Excerpts from an interface dataset:
* * * *

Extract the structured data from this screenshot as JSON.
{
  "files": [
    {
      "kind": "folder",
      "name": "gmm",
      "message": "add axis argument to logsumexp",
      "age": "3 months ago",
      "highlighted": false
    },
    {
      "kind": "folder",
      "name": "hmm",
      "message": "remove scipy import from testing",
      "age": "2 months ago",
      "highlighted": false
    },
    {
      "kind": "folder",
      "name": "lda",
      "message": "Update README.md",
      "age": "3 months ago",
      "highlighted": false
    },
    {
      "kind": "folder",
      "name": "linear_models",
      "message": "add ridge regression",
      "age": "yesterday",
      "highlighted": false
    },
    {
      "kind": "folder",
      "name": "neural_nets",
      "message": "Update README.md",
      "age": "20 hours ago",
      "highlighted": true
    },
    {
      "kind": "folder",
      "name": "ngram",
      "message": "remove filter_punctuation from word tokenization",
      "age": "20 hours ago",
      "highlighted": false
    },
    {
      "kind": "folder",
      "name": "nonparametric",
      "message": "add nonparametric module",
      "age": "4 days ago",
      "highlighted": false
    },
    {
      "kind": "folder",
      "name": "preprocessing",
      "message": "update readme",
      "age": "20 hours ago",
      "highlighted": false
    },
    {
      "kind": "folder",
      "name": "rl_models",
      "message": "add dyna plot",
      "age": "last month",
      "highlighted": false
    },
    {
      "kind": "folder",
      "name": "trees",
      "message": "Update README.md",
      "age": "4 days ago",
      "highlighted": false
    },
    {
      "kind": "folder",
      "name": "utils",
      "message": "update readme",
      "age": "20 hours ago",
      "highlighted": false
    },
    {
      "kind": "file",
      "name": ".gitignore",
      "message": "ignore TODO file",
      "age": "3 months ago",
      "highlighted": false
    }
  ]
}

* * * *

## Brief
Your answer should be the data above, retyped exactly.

## Task output
Extract the structured data from this screenshot as JSON.
{
  "files": [
    {
      "kind": "folder",
      "name": "gmm",
      "message": "add axis argument to logsumexp",
      "age": "3 months ago",
      "highlighted": false
    },
    {
      "kind": "folder",
      "name": "hmm",
      "message": "remove scipy import from testing",
      "age": "2 months ago",
      "highlighted": false
    },
    {
      "kind": "folder",
      "name": "lda",
      "message": "Update README.md",
      "age": "3 months ago",
      "highlighted": false
    },
    {
      "kind": "folder",
      "name": "linear_models",
      "message": "add ridge regression",
      "age": "yesterday",
      "highlighted": false
    },
    {
      "kind": "folder",
      "name": "neural_nets",
      "message": "Update README.md",
      "age": "20 hours ago",
      "highlighted": true
    },
    {
      "kind": "folder",
      "name": "ngram",
      "message": "remove filter_punctuation from word tokenization",
      "age": "20 hours ago",
      "highlighted": false
    },
    {
      "kind": "folder",
      "name": "nonparametric",
      "message": "add nonparametric module",
      "age": "4 days ago",
      "highlighted": false
    },
    {
      "kind": "folder",
      "name": "preprocessing",
      "message": "update readme",
      "age": "20 hours ago",
      "highlighted": false
    },
    {
      "kind": "folder",
      "name": "rl_models",
      "message": "add dyna plot",
      "age": "last month",
      "highlighted": false
    },
    {
      "kind": "folder",
      "name": "trees",
      "message": "Update README.md",
      "age": "4 days ago",
      "highlighted": false
    },
    {
      "kind": "folder",
      "name": "utils",
      "message": "update readme",
      "age": "20 hours ago",
      "highlighted": false
    },
    {
      "kind": "file",
      "name": ".gitignore",
      "message": "ignore TODO file",
      "age": "3 months ago",
      "highlighted": false
    }
  ]
}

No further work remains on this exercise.